"Hopefully, Anthony Joshua wins his upcoming fight against Molina and then we have a mega event, a promoter's dream fight coming true in March or April. Two Olympic super heavyweight gold-medal winners fighting each other, the young lion challenging the old lion. This is a fight each boxing fan around the world wants to see."
Eddie Hearn, Joshua's promoter, earlier on Tuesday announced Joshua's fight with Molina, and suggested that things were on track for the Joshua-Klitschko showdown next year.
"Although the plans are for a major unification [fight] in the spring, this fight requires Anthony's full focus," Hearn said.
In addition to agreeing to sanction Joshua-Klitschko for its "super" title, the WBA also said it would sanction a fight between Australia's Lucas Browne (24-0, 21), 37, and 44-year-old Shannon Briggs (60-6-1, 53 KOs), a former two-time titleholder from Brooklyn, New York, for its vacant "regular" title as part of a legal settlement with Browne. Also, the winner of Browne-Briggs, a fight that was ordered to take place by Dec. 31, must face mandatory challenger Fres Oquendo within 120 days of the bout.
Oquendo (37-8, 24 KOs), 43, of Chicago, won a case in U.S. federal court to force a WBA heavyweight title bout in the wake of his majority decision loss to Ruslan Chagaev for the vacant "regular" belt in July 2014. Oquendo had a rematch clause in the contract but Chagaev's team attempted to set up another title defense first. It got even uglier when Oquendo claimed he was not paid for the fight, and the Chagaev team claimed Oquendo failed a drug test.
Oquendo's team sued in federal court to force the rematch and won an injunction to stop Chagaev from defending the belt against anyone other than Oquendo. But Oquendo has been idle since because of a shoulder injury that required surgery in November 2015, and even though Chagaev has retired, the WBA is still obligated to give Oquendo a title shot based on the court order. But since Oquendo is not available, Browne was ordered to face the leading available WBA contender, Briggs.
Since absorbing a wicked beating at the hands of Vitali Klitschko in a 2010 world title fight that put him in the hospital for about two weeks, followed by a four-year retirement, Briggs has won nine fights in a row since his 2014 return, although he has faced extremely low-level opposition, hardly the kind of opponents that would ordinarily put a boxer in position to fight for a world title.
As part of its ruling, the WBA also stripped Luis "King Kong" Ortiz of the interim belt for his failure to face mandatory challenger Alexander Ustinov after Ustinov's team won a recent purse bid.
"Failure to comply with the purse bid obligations or other WBA rules will result in a loss of [title] recognition," the WBA champions committee wrote in its ruling, a copy of which was obtained by ESPN. "Ortiz has therefore relinquished the interim title."

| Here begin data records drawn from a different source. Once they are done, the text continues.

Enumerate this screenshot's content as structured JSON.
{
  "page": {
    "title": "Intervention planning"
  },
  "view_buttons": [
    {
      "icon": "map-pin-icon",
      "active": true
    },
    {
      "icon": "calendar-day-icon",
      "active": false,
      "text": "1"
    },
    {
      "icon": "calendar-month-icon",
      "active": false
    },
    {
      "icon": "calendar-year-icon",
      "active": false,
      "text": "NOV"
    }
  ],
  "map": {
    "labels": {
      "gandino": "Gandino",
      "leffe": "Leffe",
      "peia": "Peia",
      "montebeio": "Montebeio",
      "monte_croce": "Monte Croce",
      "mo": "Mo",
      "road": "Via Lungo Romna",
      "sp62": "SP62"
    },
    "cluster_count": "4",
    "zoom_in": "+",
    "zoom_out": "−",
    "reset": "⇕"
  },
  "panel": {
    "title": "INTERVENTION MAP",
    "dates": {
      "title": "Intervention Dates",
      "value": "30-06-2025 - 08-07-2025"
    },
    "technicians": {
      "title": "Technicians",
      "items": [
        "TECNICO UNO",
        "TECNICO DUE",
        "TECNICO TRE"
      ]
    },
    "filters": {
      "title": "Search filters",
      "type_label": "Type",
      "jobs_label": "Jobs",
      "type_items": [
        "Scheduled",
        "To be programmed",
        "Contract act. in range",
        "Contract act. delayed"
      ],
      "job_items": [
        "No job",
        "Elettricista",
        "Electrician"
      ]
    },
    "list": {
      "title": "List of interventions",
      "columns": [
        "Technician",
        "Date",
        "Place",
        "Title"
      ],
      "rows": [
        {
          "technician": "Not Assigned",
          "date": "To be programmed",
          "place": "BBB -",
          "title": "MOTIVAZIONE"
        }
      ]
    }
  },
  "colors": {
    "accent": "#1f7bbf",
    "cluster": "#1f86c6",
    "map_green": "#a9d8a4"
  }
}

WBA president Gilberto Mendoza Jr. is in the process of ridding the organization of multiple world titles per division -- super, regular and interim belts -- and while it is not ideal to continue having multiple titles in the heavyweight division, Mendoza told ESPN that he remains committed to whittling each division down to one titleholder. But he said that Tuesday's resolution was the only one the organization had for its heavyweight title because it wanted to help facilitate the much-anticipated Joshua-Klitschko fight while also living up to its obligations to Browne and Oquendo.
"Initially my plan was to approve Klitschko versus Joshua for the WBA title," Mendoza said. "The rest [I wanted] to have a box-off to earn the mandatory spot. Unfortunately, the justice system had a discrepancy with WBA new policy."
As part of the WBA ruling, it said that Fury submitted a report from his psychologist "confirming his clinical depression. The psychologist estimated that Fury would be fit to return to competition no earlier than late February 2017."
The WBA went on to say that when Fury is prepared to fight again the organization will consider placing him back in its rankings and making him eligible to fight for its world title.